Mr Whitlam made us a progressive nation and put us on the global map. After decades of conservative government, in came Gough.
His passion for social justice, education and the arts was legendary. He improved Australia’s humanitarian and cultural standing in the world by ratifying the Human Rights Convention and the World Heritage Convention.
Mr Whitlam was a champion for the environment, establishing the National Parks and Wildlife Service and protecting the Great Barrier Reef.
I remember it keenly, being at university at the time, with so many young people who had lived in fear of being ‘called up’ that he ended conscription and completed the withdrawal of troops from Vietnam.
Mr Whitlam ended university fees and brought about federal funding on a needs basis for public schools. For the first time it didn’t matter how much your family earned, you could access quality education. He brought the Commonwealth into housing and health for the first time.
His significant work on land rights and establishing the Department of Aboriginal Affairs set us on the path to further recognition of Australia’s first people.
Internationally, his recognition of China and his visit there was critical to the redefinition of Australia as an Asian nation.

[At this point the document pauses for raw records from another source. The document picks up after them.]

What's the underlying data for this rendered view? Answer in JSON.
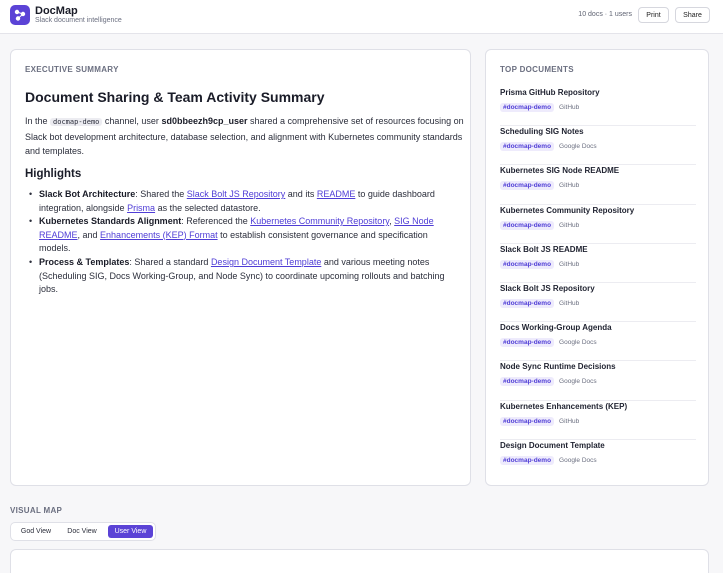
{
  "app": {
    "name": "DocMap",
    "tagline": "Slack document intelligence",
    "logo_icon": "network-icon",
    "accent_color": "#5b43d6"
  },
  "header": {
    "stats": "10 docs · 1 users",
    "print_label": "Print",
    "share_label": "Share"
  },
  "summary": {
    "section_label": "EXECUTIVE SUMMARY",
    "title": "Document Sharing & Team Activity Summary",
    "intro": {
      "p1": "In the ",
      "channel": "docmap-demo",
      "p2": " channel, user ",
      "user": "sd0bbeezh9cp_user",
      "p3": " shared a comprehensive set of resources focusing on Slack bot development architecture, database selection, and alignment with Kubernetes community standards and templates."
    },
    "highlights_title": "Highlights",
    "highlights": [
      {
        "label": "Slack Bot Architecture",
        "t1": ": Shared the ",
        "l1": "Slack Bolt JS Repository",
        "t2": " and its ",
        "l2": "README",
        "t3": " to guide dashboard integration, alongside ",
        "l3": "Prisma",
        "t4": " as the selected datastore."
      },
      {
        "label": "Kubernetes Standards Alignment",
        "t1": ": Referenced the ",
        "l1": "Kubernetes Community Repository",
        "t2": ", ",
        "l2": "SIG Node README",
        "t3": ", and ",
        "l3": "Enhancements (KEP) Format",
        "t4": " to establish consistent governance and specification models."
      },
      {
        "label": "Process & Templates",
        "t1": ": Shared a standard ",
        "l1": "Design Document Template",
        "t2": " and various meeting notes (Scheduling SIG, Docs Working-Group, and Node Sync) to coordinate upcoming rollouts and batching jobs."
      }
    ]
  },
  "top_documents": {
    "section_label": "TOP DOCUMENTS",
    "items": [
      {
        "title": "Prisma GitHub Repository",
        "channel": "#docmap-demo",
        "source": "GitHub"
      },
      {
        "title": "Scheduling SIG Notes",
        "channel": "#docmap-demo",
        "source": "Google Docs"
      },
      {
        "title": "Kubernetes SIG Node README",
        "channel": "#docmap-demo",
        "source": "GitHub"
      },
      {
        "title": "Kubernetes Community Repository",
        "channel": "#docmap-demo",
        "source": "GitHub"
      },
      {
        "title": "Slack Bolt JS README",
        "channel": "#docmap-demo",
        "source": "GitHub"
      },
      {
        "title": "Slack Bolt JS Repository",
        "channel": "#docmap-demo",
        "source": "GitHub"
      },
      {
        "title": "Docs Working-Group Agenda",
        "channel": "#docmap-demo",
        "source": "Google Docs"
      },
      {
        "title": "Node Sync Runtime Decisions",
        "channel": "#docmap-demo",
        "source": "Google Docs"
      },
      {
        "title": "Kubernetes Enhancements (KEP)",
        "channel": "#docmap-demo",
        "source": "GitHub"
      },
      {
        "title": "Design Document Template",
        "channel": "#docmap-demo",
        "source": "Google Docs"
      }
    ]
  },
  "visual_map": {
    "section_label": "VISUAL MAP",
    "tabs": [
      {
        "label": "God View",
        "active": false
      },
      {
        "label": "Doc View",
        "active": false
      },
      {
        "label": "User View",
        "active": true
      }
    ]
  }
}
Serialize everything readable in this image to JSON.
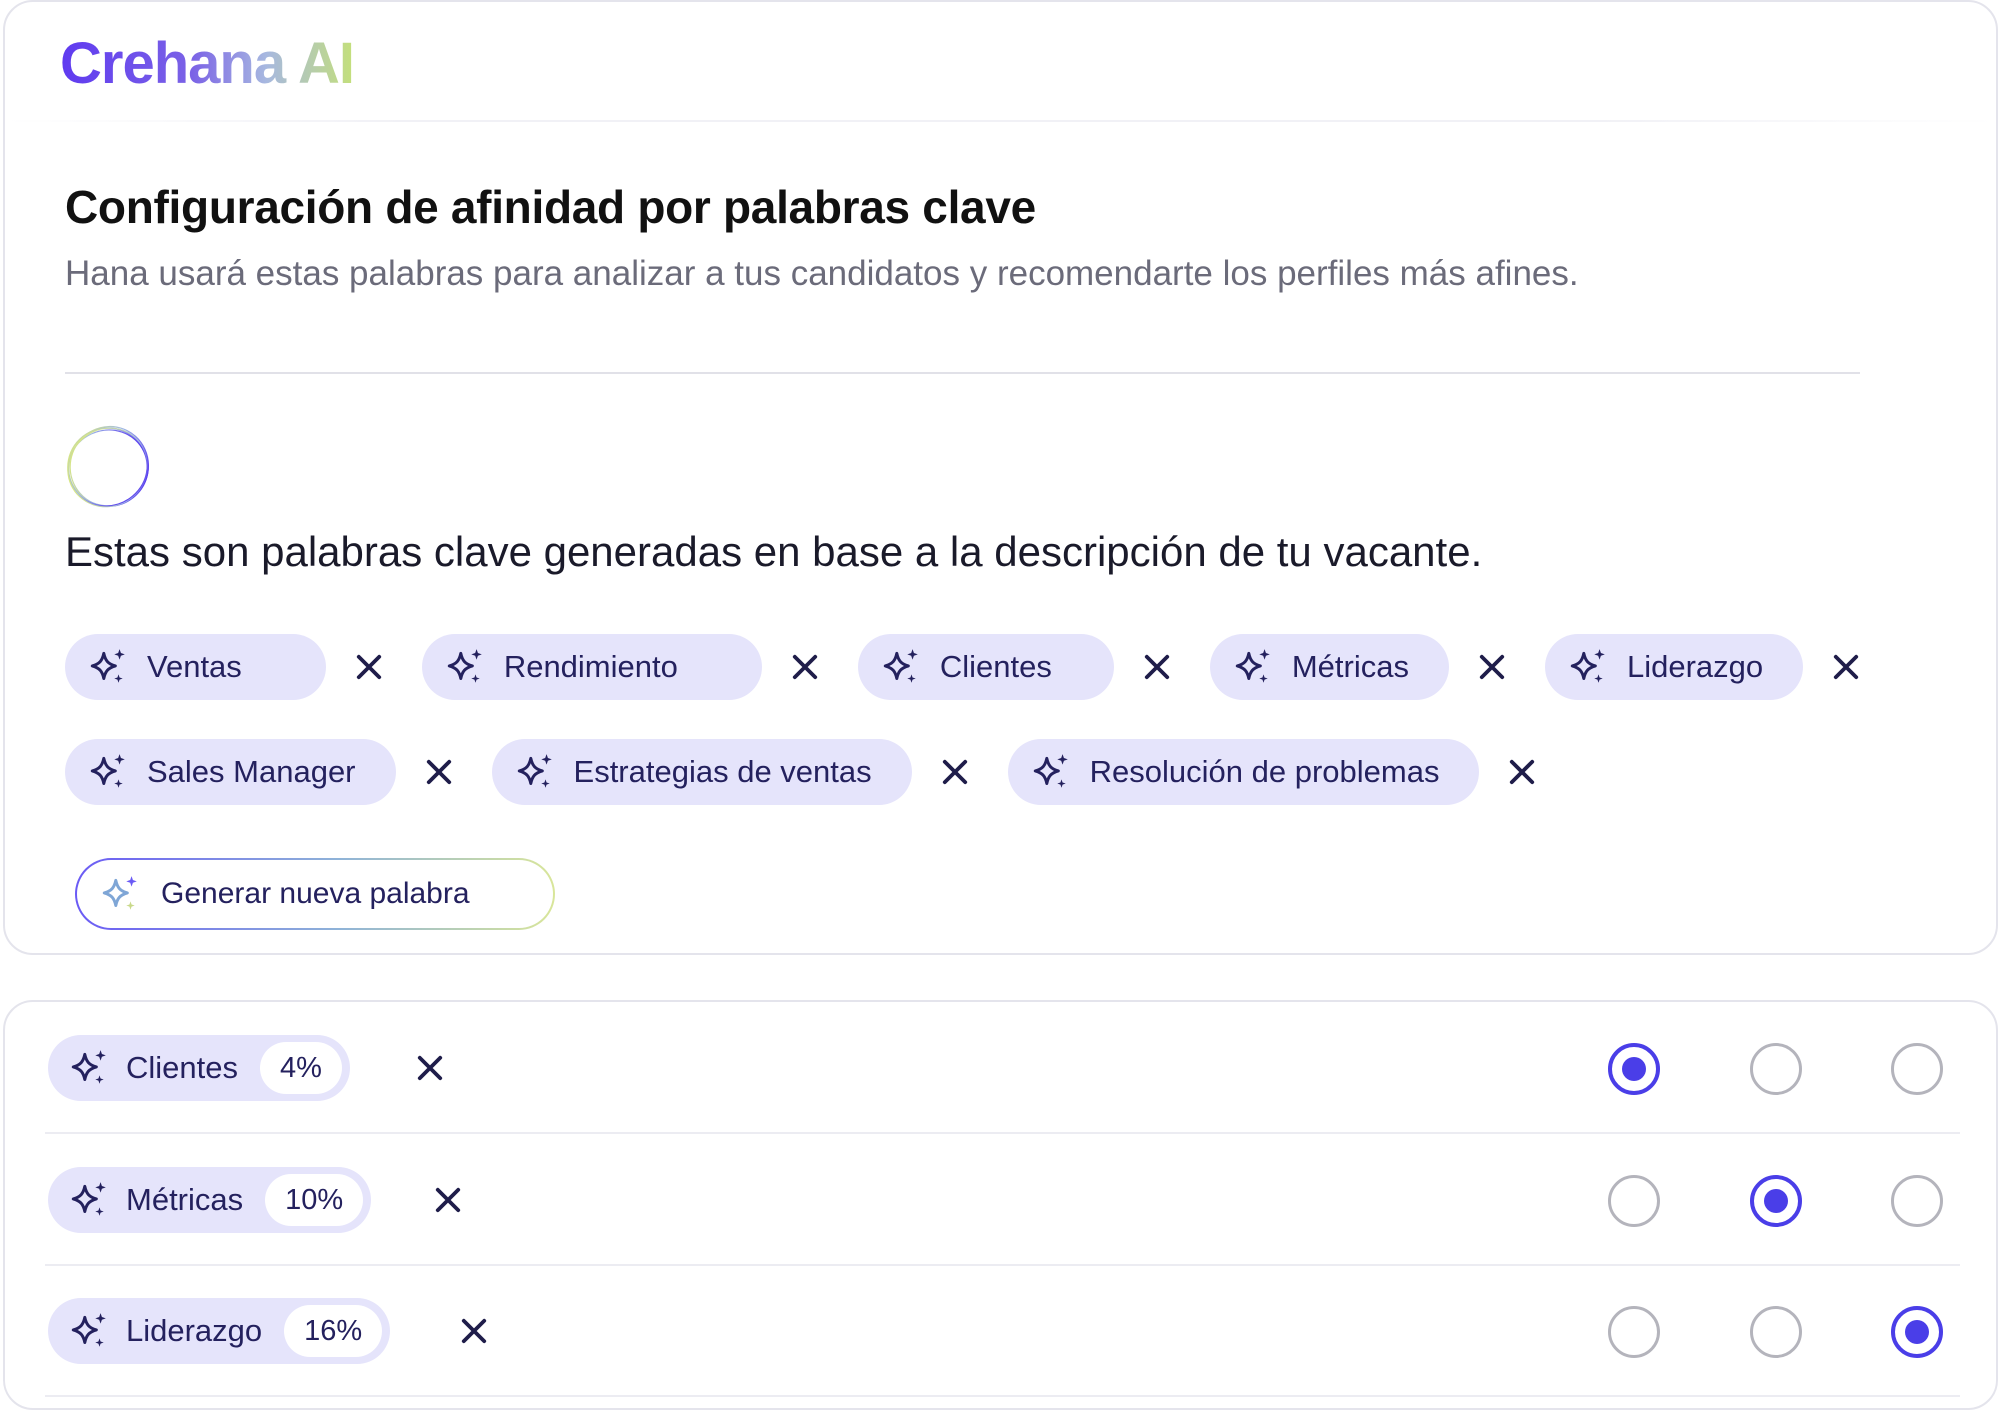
{
  "brand": {
    "name": "Crehana AI"
  },
  "header": {
    "title": "Configuración de afinidad por palabras clave",
    "subtitle": "Hana usará estas palabras para analizar a tus candidatos y recomendarte los perfiles más afines."
  },
  "keywords_section": {
    "intro": "Estas son palabras clave generadas en base a la descripción de tu vacante.",
    "chips": [
      {
        "label": "Ventas"
      },
      {
        "label": "Rendimiento"
      },
      {
        "label": "Clientes"
      },
      {
        "label": "Métricas"
      },
      {
        "label": "Liderazgo"
      },
      {
        "label": "Sales Manager"
      },
      {
        "label": "Estrategias de ventas"
      },
      {
        "label": "Resolución de problemas"
      }
    ],
    "generate_button": "Generar nueva palabra"
  },
  "weights": [
    {
      "label": "Clientes",
      "percent": "4%",
      "selected_option": 1
    },
    {
      "label": "Métricas",
      "percent": "10%",
      "selected_option": 2
    },
    {
      "label": "Liderazgo",
      "percent": "16%",
      "selected_option": 3
    }
  ],
  "colors": {
    "accent": "#4a3ee8",
    "chip_bg": "#e5e4fb",
    "chip_text": "#24215e"
  },
  "icons": {
    "chip": "sparkles-icon",
    "remove": "close-icon",
    "assistant": "ai-orb-icon"
  }
}
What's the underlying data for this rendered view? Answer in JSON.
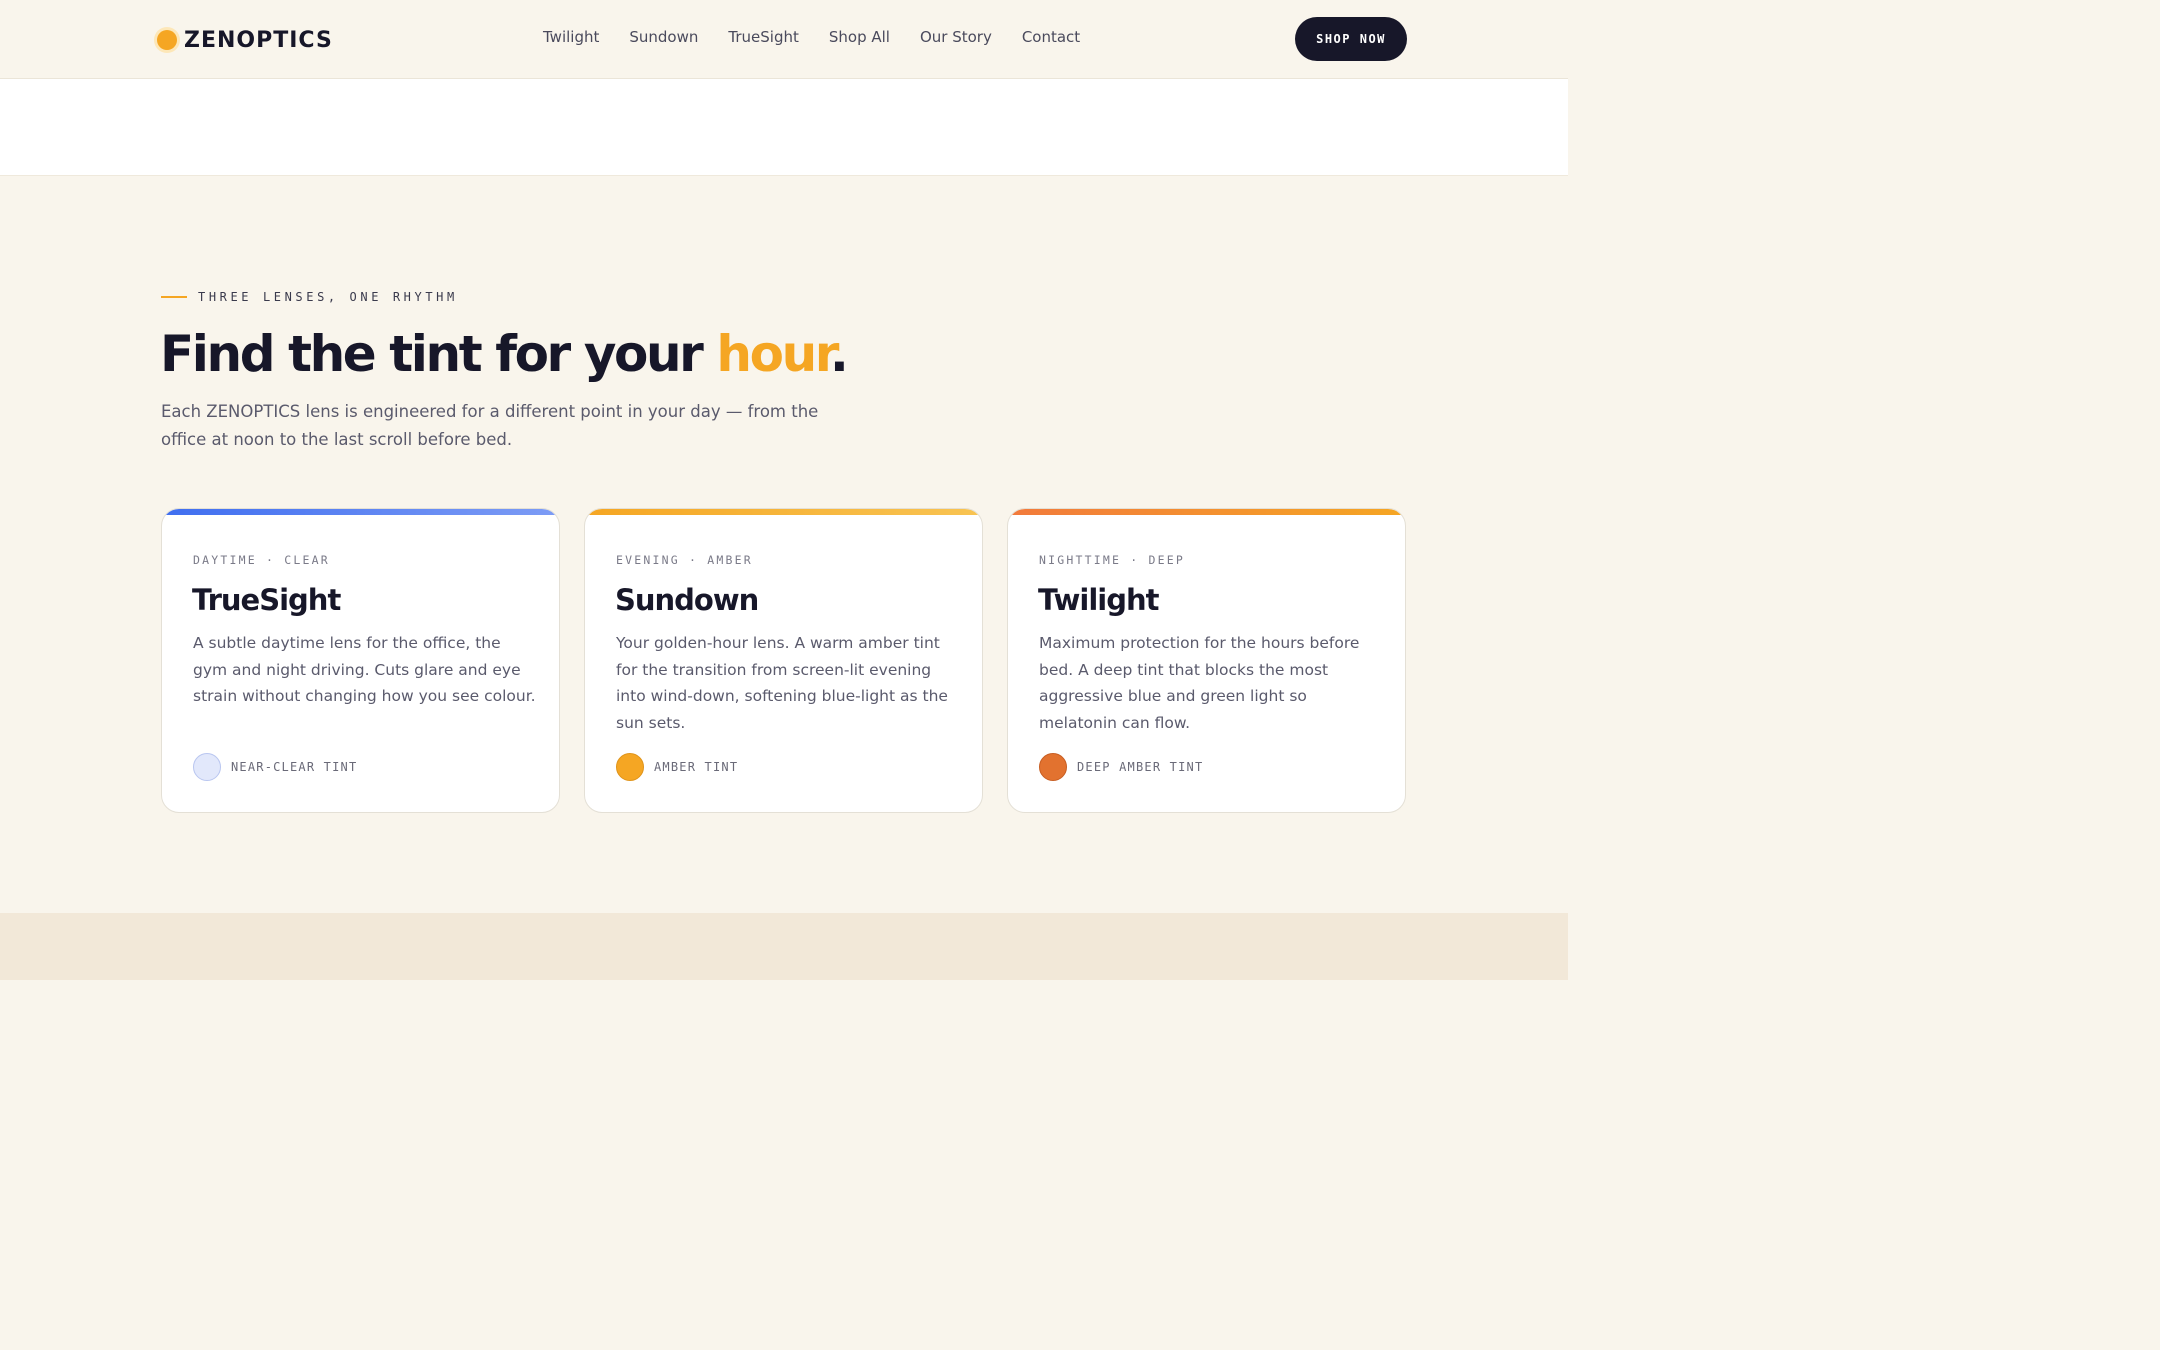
{
  "header": {
    "logo_text": "ZENOPTICS",
    "nav": [
      "Twilight",
      "Sundown",
      "TrueSight",
      "Shop All",
      "Our Story",
      "Contact"
    ],
    "cta_label": "SHOP NOW"
  },
  "section": {
    "eyebrow": "THREE LENSES, ONE RHYTHM",
    "headline_pre": "Find the tint for your ",
    "headline_accent": "hour",
    "headline_post": ".",
    "lede": "Each ZENOPTICS lens is engineered for a different point in your day — from the office at noon to the last scroll before bed."
  },
  "cards": [
    {
      "tag": "DAYTIME · CLEAR",
      "title": "TrueSight",
      "description": "A subtle daytime lens for the office, the gym and night driving. Cuts glare and eye strain without changing how you see colour.",
      "tint_label": "NEAR-CLEAR TINT",
      "bar_gradient": [
        "#3f6ef0",
        "#7d9cf5"
      ],
      "swatch_color": "#e2e8fb"
    },
    {
      "tag": "EVENING · AMBER",
      "title": "Sundown",
      "description": "Your golden-hour lens. A warm amber tint for the transition from screen-lit evening into wind-down, softening blue-light as the sun sets.",
      "tint_label": "AMBER TINT",
      "bar_gradient": [
        "#f5a623",
        "#f8c453"
      ],
      "swatch_color": "#f5a623"
    },
    {
      "tag": "NIGHTTIME · DEEP",
      "title": "Twilight",
      "description": "Maximum protection for the hours before bed. A deep tint that blocks the most aggressive blue and green light so melatonin can flow.",
      "tint_label": "DEEP AMBER TINT",
      "bar_gradient": [
        "#f27a3c",
        "#f5a623"
      ],
      "swatch_color": "#e2722f"
    }
  ],
  "colors": {
    "accent": "#f5a623",
    "ink": "#171729",
    "cream": "#f9f5ec"
  }
}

Rest in peace Gough Whitlam. On behalf of the Australian Greens I send our deepest thoughts, sympathies and thanks to the Whitlam family and to all those who knew and loved him.